When Marco Rojas first arrived on the international stage, he was just 19-years-old and used as a second-half substitute in New Zealand's 1-1 draw with China.
He has gone on to become a household name in All Whites squads after that, earning 40 caps and scoring five goals in the process.
But this tour is different - not only is there a new coach and new players, but Rojas finds himself in the unique situation of being one of the most experienced players in the side.
"I appreciate you said 'most experienced' and not 'old'," Rojas, 26, quipped to media.
With a host of names making themselves unavailable for the upcoming fixture against Canada and several others retiring over the past year, Rojas is now the third-most capped player in the side, behind Michael McGlinchey (52) and Jeremy Brockie (50).
But that fact doesn't daunt him - it excites him and it marks a new phase in his footballing career.
"It was always going to happen," he said. "I was always going to get older and get more experienced.
"We have a really young team, and I think it's another good step for me now to help them out and get comfortable in the new All Whites setup."
Rojas has learned from some of the best in the New Zealand programme. His first squad had remnants of that historic 2010 World Cup team - Ryan Nelsen, Chris Killen, Ivan Vicelich, Glen Moss, Mark Paston, Rory Fallon, Winston Reid, Simon Elliot.
He rubbed shoulders with some of our country's best and now it's his turn to teach the current crop what representing your national team means.
"You spend a bit of time with them," Rojas said. "You do what you can to make them as comfortable as possible.
"We're a little bit more experienced being in these situations in regards to football for club and country, and it's just these little things we can offload to some of the younger players coming through."

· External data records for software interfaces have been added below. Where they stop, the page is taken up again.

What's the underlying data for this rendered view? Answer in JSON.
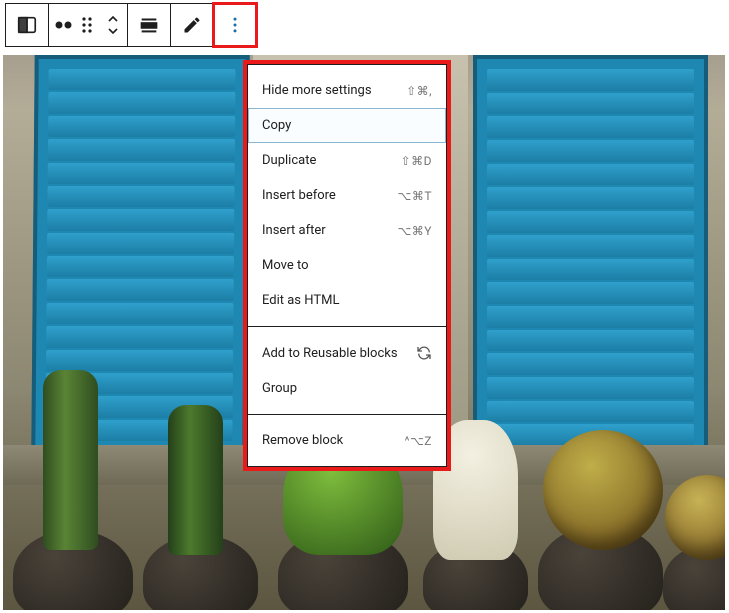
{
  "toolbar": {
    "icons": {
      "block_type": "layout-half-icon",
      "change_align": "dots-align-icon",
      "drag": "drag-handle-icon",
      "move": "move-updown-icon",
      "align": "align-full-icon",
      "edit": "pencil-icon",
      "more": "more-vertical-icon"
    }
  },
  "dropdown": {
    "sections": [
      {
        "items": [
          {
            "label": "Hide more settings",
            "shortcut": "⇧⌘,"
          },
          {
            "label": "Copy",
            "shortcut": "",
            "selected": true
          },
          {
            "label": "Duplicate",
            "shortcut": "⇧⌘D"
          },
          {
            "label": "Insert before",
            "shortcut": "⌥⌘T"
          },
          {
            "label": "Insert after",
            "shortcut": "⌥⌘Y"
          },
          {
            "label": "Move to",
            "shortcut": ""
          },
          {
            "label": "Edit as HTML",
            "shortcut": ""
          }
        ]
      },
      {
        "items": [
          {
            "label": "Add to Reusable blocks",
            "shortcut": "",
            "icon": "refresh-icon"
          },
          {
            "label": "Group",
            "shortcut": ""
          }
        ]
      },
      {
        "items": [
          {
            "label": "Remove block",
            "shortcut": "^⌥Z"
          }
        ]
      }
    ]
  }
}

It sounds like Rojas has naturally assumed a leadership role within the side and new coach Fritz Schmid said he was pleased to see the more experienced players taking the lead in the few days they have spent together.
That's a good sign, because with Winston Reid and Chris Wood unavailable, Schmid needs to name a captain.
Is Rojas an option? Sure, but his softly spoken nature might count against him.
"I've always been one to try and let my football do the talking, so that will still be what I'll be hoping to do, but for now, hopefully, I can help these guys too."
As fate would have it, someone who also made their debut on that 2011 tour of China and Japan might be one of the frontrunners.
Michael Boxall was also used as a second-half substitute in that 1-1 draw against China and has plenty of captaincy qualities.
He's a starter, he's vocal, he's a presence and apparently respected among the players. He was even on a media conference call alongside Fritz Schmid on Friday morning.
"We haven't had that vote yet," Schmid said, about who would wear the captain's armband.
Michael McGlinchey has led New Zealand before, while Jeremy Brockie is also a contender.
The All Whites have had three days of training together so far, where they have focused on what Canada do. They will have a couple more sessions in Spain before the game on Sunday morning (NZT).
With so many uncapped players in the squad - nine in total - Schmid won't be using his first game in charge as an opportunity to give players game time.
"I will always be chasing results."
The match kicks off at 4am NZT.
Canada Soccer will be live streaming the match on their website www.canadasoccer.com.